If the situation of the subject is dramatized through such language as that of persecuted and subjugated victim, as passive hostage, obsessed, dispossessed, de-centered, deposed, and willing to undergo substitution for the other, it is because of the dramatic and unusual character of what Levinas is here proposing and because of the creative and complex logic that he has employed for doing so. It needs to be recalled that Levinas, at fundamental odds with some of the most basic and unquestioned notions of Western thinking and of Western liberal democracy, rejects the premise that the free competition of individuals and competing self-interests, acting inde- Toumayan pendently and autonomously, can ground a stable, efficient, just, or ethical society.

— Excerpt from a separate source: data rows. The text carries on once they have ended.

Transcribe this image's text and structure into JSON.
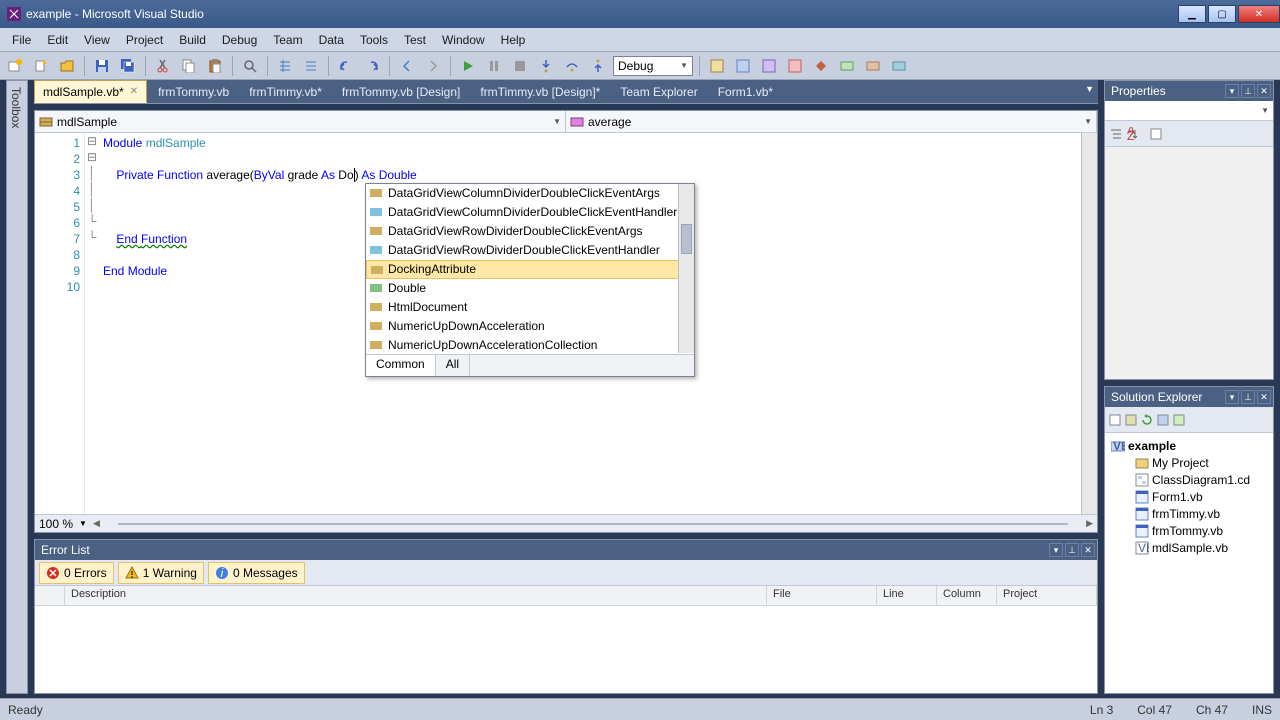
{
  "window": {
    "title": "example - Microsoft Visual Studio"
  },
  "menu": [
    "File",
    "Edit",
    "View",
    "Project",
    "Build",
    "Debug",
    "Team",
    "Data",
    "Tools",
    "Test",
    "Window",
    "Help"
  ],
  "toolbar": {
    "config": "Debug"
  },
  "doc_tabs": [
    {
      "label": "mdlSample.vb*",
      "active": true,
      "close": true
    },
    {
      "label": "frmTommy.vb",
      "active": false
    },
    {
      "label": "frmTimmy.vb*",
      "active": false
    },
    {
      "label": "frmTommy.vb [Design]",
      "active": false
    },
    {
      "label": "frmTimmy.vb [Design]*",
      "active": false
    },
    {
      "label": "Team Explorer",
      "active": false
    },
    {
      "label": "Form1.vb*",
      "active": false
    }
  ],
  "editor": {
    "left_dd": "mdlSample",
    "right_dd": "average",
    "zoom": "100 %",
    "lines": [
      "1",
      "2",
      "3",
      "4",
      "5",
      "6",
      "7",
      "8",
      "9",
      "10"
    ]
  },
  "intellisense": {
    "items": [
      "DataGridViewColumnDividerDoubleClickEventArgs",
      "DataGridViewColumnDividerDoubleClickEventHandler",
      "DataGridViewRowDividerDoubleClickEventArgs",
      "DataGridViewRowDividerDoubleClickEventHandler",
      "DockingAttribute",
      "Double",
      "HtmlDocument",
      "NumericUpDownAcceleration",
      "NumericUpDownAccelerationCollection"
    ],
    "selected": 4,
    "tabs": {
      "common": "Common",
      "all": "All"
    }
  },
  "error_list": {
    "title": "Error List",
    "errors": "0 Errors",
    "warnings": "1 Warning",
    "messages": "0 Messages",
    "cols": {
      "desc": "Description",
      "file": "File",
      "line": "Line",
      "col": "Column",
      "proj": "Project"
    }
  },
  "properties": {
    "title": "Properties"
  },
  "solution": {
    "title": "Solution Explorer",
    "root": "example",
    "items": [
      "My Project",
      "ClassDiagram1.cd",
      "Form1.vb",
      "frmTimmy.vb",
      "frmTommy.vb",
      "mdlSample.vb"
    ]
  },
  "left_tool": "Toolbox",
  "status": {
    "ready": "Ready",
    "ln": "Ln 3",
    "col": "Col 47",
    "ch": "Ch 47",
    "ins": "INS"
  }
}
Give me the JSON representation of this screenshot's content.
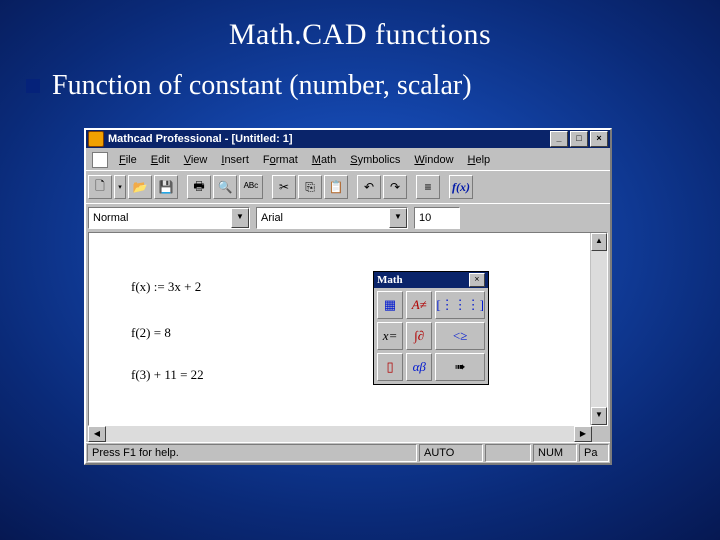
{
  "slide": {
    "title": "Math.CAD functions",
    "subtitle": "Function of constant (number, scalar)"
  },
  "window": {
    "title": "Mathcad Professional - [Untitled: 1]",
    "buttons": {
      "min": "_",
      "max": "□",
      "close": "×"
    }
  },
  "menu": {
    "file": "File",
    "edit": "Edit",
    "view": "View",
    "insert": "Insert",
    "format": "Format",
    "math": "Math",
    "symbolics": "Symbolics",
    "window": "Window",
    "help": "Help"
  },
  "toolbar": {
    "new": "🗋",
    "open": "📂",
    "save": "💾",
    "print": "🖶",
    "preview": "🔍",
    "spell": "ᴬᴮᶜ",
    "cut": "✂",
    "copy": "⎘",
    "paste": "📋",
    "undo": "↶",
    "redo": "↷",
    "align": "≡",
    "fx": "f(x)"
  },
  "format_bar": {
    "style": "Normal",
    "font": "Arial",
    "size": "10"
  },
  "equations": {
    "eq1": "f(x) := 3x + 2",
    "eq2": "f(2) = 8",
    "eq3": "f(3) + 11 = 22"
  },
  "palette": {
    "title": "Math",
    "btns": {
      "calc": "▦",
      "graph": "A≠",
      "matrix": "[⋮⋮⋮]",
      "eval": "x=",
      "calc2": "∫∂",
      "bool": "<≥",
      "prog": "▯",
      "greek": "αβ",
      "sym": "➠"
    }
  },
  "status": {
    "help": "Press F1 for help.",
    "auto": "AUTO",
    "num": "NUM",
    "page": "Pa"
  }
}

Autrement 15 If assumptions of autonomy and belief in the competition of free interests are commonly mobilized for their positive potential and creative dynamism in the language of, for example, modern political parties, economic interests, or business practices, Levinas wishes to remind his reader that they carry an implicit subordination of ethics whose ramifications are profound and whose consequences are potentially dangerous.